Brent Morrison, BSc Psychology Graduate
To be clear, I will be approaching this question from a corporate profitability and long-term growth standpoint. In that vein, I think it is prudent and wise for environmental sustainability to be on the corporate agenda.
Sustainable development lays the ground work for future growth. A solid and responsibly developed foundation is essential for a lasting business. When it comes to the environment, this maxim is no different. For the time being, corporations can offshoot environmental concerns as budgetary “externalities”. That is to say, things they need not pay for because others (i.e. society) will cover the cost. This has been the dominant means of doing business for hundreds of years as our bountiful planetary resources and the biosphere’s seemingly endless capacity to absorb waste made any sustainability concerns a distant afterthought. However, it is obvious that this situation cannot last.

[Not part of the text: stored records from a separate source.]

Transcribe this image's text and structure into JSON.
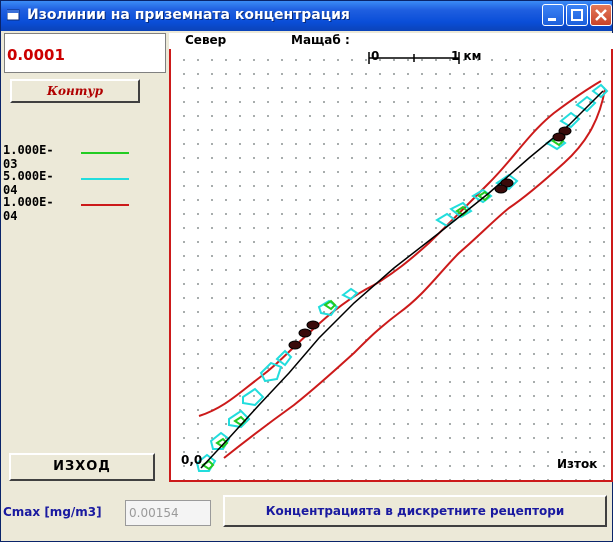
{
  "window": {
    "title": "Изолинии на приземната концентрация",
    "controls": [
      "minimize-button",
      "maximize-button",
      "close-button"
    ]
  },
  "left_panel": {
    "value": "0.0001",
    "contour_button": "Контур",
    "legend": [
      {
        "label": "1.000E-03",
        "color": "#22cc22"
      },
      {
        "label": "5.000E-04",
        "color": "#22dddd"
      },
      {
        "label": "1.000E-04",
        "color": "#cc1a1a"
      }
    ],
    "exit_button": "ИЗХОД"
  },
  "map": {
    "north_label": "Север",
    "scale_label": "Мащаб :",
    "scale_start": "0",
    "scale_end": "1 км",
    "origin_label": "0,0",
    "east_label": "Изток"
  },
  "bottom": {
    "cmax_label": "Cmax [mg/m3]",
    "cmax_value": "0.00154",
    "receptors_button": "Концентрацията в дискретните рецептори"
  },
  "colors": {
    "title_bar": "#0a4ed8",
    "value_text": "#cc0000",
    "map_border": "#cc1a1a",
    "label_blue": "#1a1aa0"
  }
}
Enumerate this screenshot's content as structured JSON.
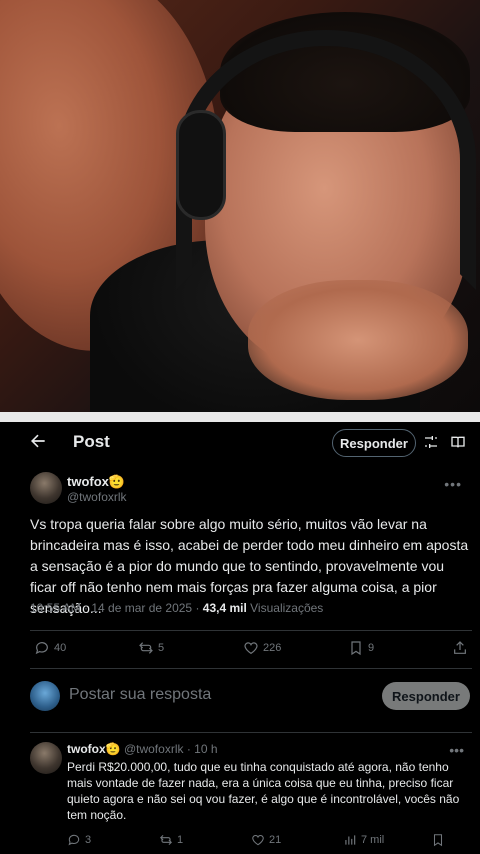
{
  "header": {
    "title": "Post",
    "reply_button": "Responder"
  },
  "post": {
    "author_name": "twofox🫡",
    "author_handle": "@twofoxrlk",
    "text": "Vs tropa queria falar sobre algo muito sério, muitos vão levar na brincadeira mas é isso, acabei de perder todo meu dinheiro em aposta a sensação é a pior do mundo que to sentindo, provavelmente vou ficar off não tenho nem mais forças pra fazer alguma coisa, a pior sensação...",
    "timestamp": "10:55 AM · 14 de mar de 2025 · ",
    "views_count": "43,4 mil",
    "views_label": " Visualizações",
    "stats": {
      "replies": "40",
      "reposts": "5",
      "likes": "226",
      "bookmarks": "9"
    }
  },
  "composer": {
    "placeholder": "Postar sua resposta",
    "button": "Responder"
  },
  "reply": {
    "author_name": "twofox🫡",
    "author_handle": "@twofoxrlk",
    "time": " · 10 h",
    "text": "Perdi R$20.000,00, tudo que eu tinha conquistado até agora, não tenho mais vontade de fazer nada, era a única coisa que eu tinha, preciso ficar quieto agora e não sei oq vou fazer, é algo que é incontrolável, vocês não tem noção.",
    "stats": {
      "replies": "3",
      "reposts": "1",
      "likes": "21",
      "views": "7 mil"
    }
  },
  "icons": {
    "back": "arrow-left-icon",
    "filter": "sliders-icon",
    "reader": "book-icon",
    "more": "more-horizontal-icon",
    "reply": "comment-icon",
    "repost": "repost-icon",
    "like": "heart-icon",
    "bookmark": "bookmark-icon",
    "share": "share-icon",
    "views": "analytics-icon"
  },
  "colors": {
    "background": "#000000",
    "text": "#e7e9ea",
    "muted": "#71767b",
    "divider": "#2f3336"
  }
}
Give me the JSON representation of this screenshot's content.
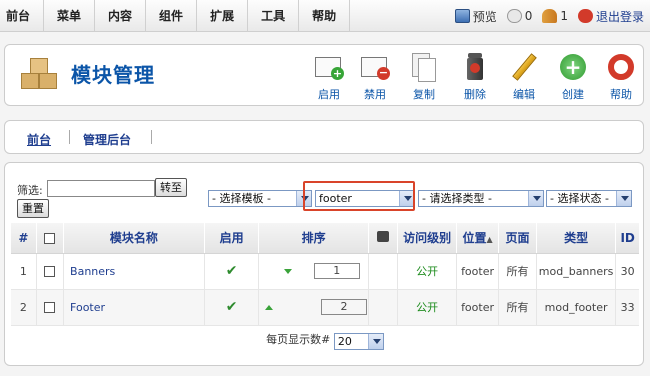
{
  "topmenu": [
    "前台",
    "菜单",
    "内容",
    "组件",
    "扩展",
    "工具",
    "帮助"
  ],
  "status": {
    "preview": "预览",
    "messages": "0",
    "users": "1",
    "logout": "退出登录"
  },
  "title": "模块管理",
  "toolbar": [
    "启用",
    "禁用",
    "复制",
    "删除",
    "编辑",
    "创建",
    "帮助"
  ],
  "submenu": [
    "前台",
    "管理后台"
  ],
  "filter": {
    "label": "筛选:",
    "value": "",
    "go": "转至",
    "reset": "重置"
  },
  "selects": {
    "template": "- 选择模板 -",
    "position": "footer",
    "type": "- 请选择类型 -",
    "state": "- 选择状态 -"
  },
  "columns": [
    "#",
    "",
    "模块名称",
    "启用",
    "排序",
    "",
    "访问级别",
    "位置",
    "页面",
    "类型",
    "ID"
  ],
  "rows": [
    {
      "num": "1",
      "name": "Banners",
      "order": "1",
      "access": "公开",
      "position": "footer",
      "pages": "所有",
      "type": "mod_banners",
      "id": "30"
    },
    {
      "num": "2",
      "name": "Footer",
      "order": "2",
      "access": "公开",
      "position": "footer",
      "pages": "所有",
      "type": "mod_footer",
      "id": "33"
    }
  ],
  "pagination": {
    "label": "每页显示数#",
    "value": "20"
  },
  "colors": {
    "link": "#1f3e8f",
    "highlight": "#d9442a",
    "published": "#1a8a1a"
  }
}
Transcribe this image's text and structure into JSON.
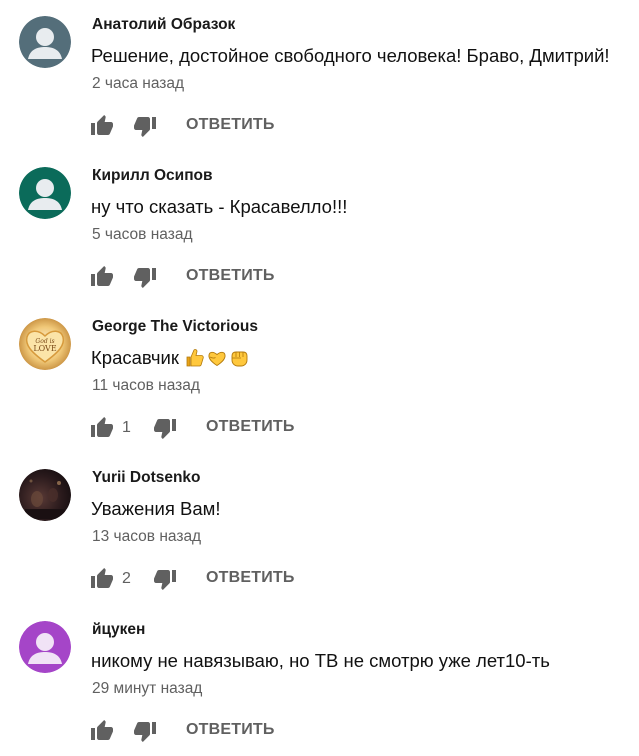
{
  "colors": {
    "thumb_icon": "#606060",
    "author_text": "#1a1a1a",
    "meta_text": "#606060",
    "body_text": "#111111"
  },
  "comments": [
    {
      "author": "Анатолий Образок",
      "text": "Решение, достойное свободного человека! Браво, Дмитрий!",
      "time": "2 часа назад",
      "likes": "",
      "reply_label": "ОТВЕТИТЬ",
      "avatar": "default-avatar",
      "avatar_color": "#546e7a"
    },
    {
      "author": "Кирилл Осипов",
      "text": "ну что сказать - Красавелло!!!",
      "time": "5 часов назад",
      "likes": "",
      "reply_label": "ОТВЕТИТЬ",
      "avatar": "default-avatar",
      "avatar_color": "#0b6b5a"
    },
    {
      "author": "George The Victorious",
      "text": "Красавчик",
      "emojis": [
        "thumbs-up-emoji",
        "yellow-heart-emoji",
        "fist-emoji"
      ],
      "time": "11 часов назад",
      "likes": "1",
      "reply_label": "ОТВЕТИТЬ",
      "avatar": "god-is-love-heart-photo",
      "avatar_text": [
        "God is",
        "LOVE"
      ]
    },
    {
      "author": "Yurii Dotsenko",
      "text": "Уважения Вам!",
      "time": "13 часов назад",
      "likes": "2",
      "reply_label": "ОТВЕТИТЬ",
      "avatar": "dark-photo"
    },
    {
      "author": "йцукен",
      "text": "никому не навязываю, но ТВ не смотрю уже лет10-ть",
      "time": "29 минут назад",
      "likes": "",
      "reply_label": "ОТВЕТИТЬ",
      "avatar": "default-avatar",
      "avatar_color": "#a545c8"
    }
  ]
}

Our resources are depleting, our population is growing, and we are becoming ever more aware of the impacts our actions have on the environment.
It is difficult to quantify the monetary value of services rendered by the biosphere, but efforts are being made to do so. It is only a matter of time before sustainability is built into the regulatory framework for all industry. Corporations that recognize this fact and take preemptive steps to neutralize their own environmental impact will be ahead of the curve when these inevitable changes take effect. Companies that start early will have more time to streamline their processes and make their sustainability as efficient and cost-effective as possible. Not only that, but those companies that develop environmentally sustainable techniques of doing their business will be well positioned to lobby government to make the changes they have wrought into law, thus giving them a substantial leg up on their competition who dawdle in the status quo and refuse to embrace the future.
There is no doubt that environmental sustainability is the buzzword of the coming decades. It will become as much a part of the business lexicon as investment, R&D, and growth are now. The writing is on the wall, and those businesses that are quick to recognize it will reap the benefits of their early action. And besides that, it’s up to all of us, corporations and individuals alike, to live better in the world and create a brighter future for the biosphere, and with it, humanity as a whole. To do so is profitable in wallet and spirit. Lead now, or forever play catch-up to those who do.
Alexander Walsh, Environmental Studies Major
A corporation has only one responsibility, and that is its fiduciary obligation to maximize its profits for its shareholders. This means, that environmental sustainability should only be a priority for a corporation if it means a return on the investment. In order to determine if environmental sustainability can be profitable, a corporation must look to see what the market is demanding from their product or service. This brings us to the responsibility of the consumer regarding environmental sustainability.
Consumers ultimately have control over which products and services they choose to purchase. As the general public becomes more environmentally aware, their purchasing habits will change to reflect their desire for environmental sustainability. A perfect example of this is the noticeable rise in green and sustainable products now available to the average consumer. Corporations provide their products and services to fit the needs of the consumer. If a large enough portion of the consumer base demands some level of environmental sustainability in their products, corporations will capitalize on that demand and produce products to fit that need in order to maximize its profits. This ultimately means that the responsibility to make sustainable choices lies with the consumer, not the corporation. Environmentalists often raise the concern that the consumer base values low costs over environmental sustainability, which results in corporations making negative environmental decisions in order to lower costs and maximize profits. It is important to remember that a system is in place to prevent corporations from partaking in environmentally harmful activities. That system is the Law. Government has a responsibility to enact legislation that determines the environmental standards that all corporations must abide by. A corporation that wants to maximize its profits will generally work inside the law, because after all, trouble with the law is bad for business. If a corporations still decides to make harmful environmental decisions even after facing legal punishment, this means that the government has a responsibility to asses those punishments and determine if they are effective, and change them accordingly.
By breaking down the core responsibilities of the consumer, corporation and government, its becomes clear that a corporations only responsibility should be profit maximization. The responsibility of the consumer and government is to set environmental demands and standards that will ultimately steer corporations towards maximizing their profits, well fulfilling the sustainability demands of society.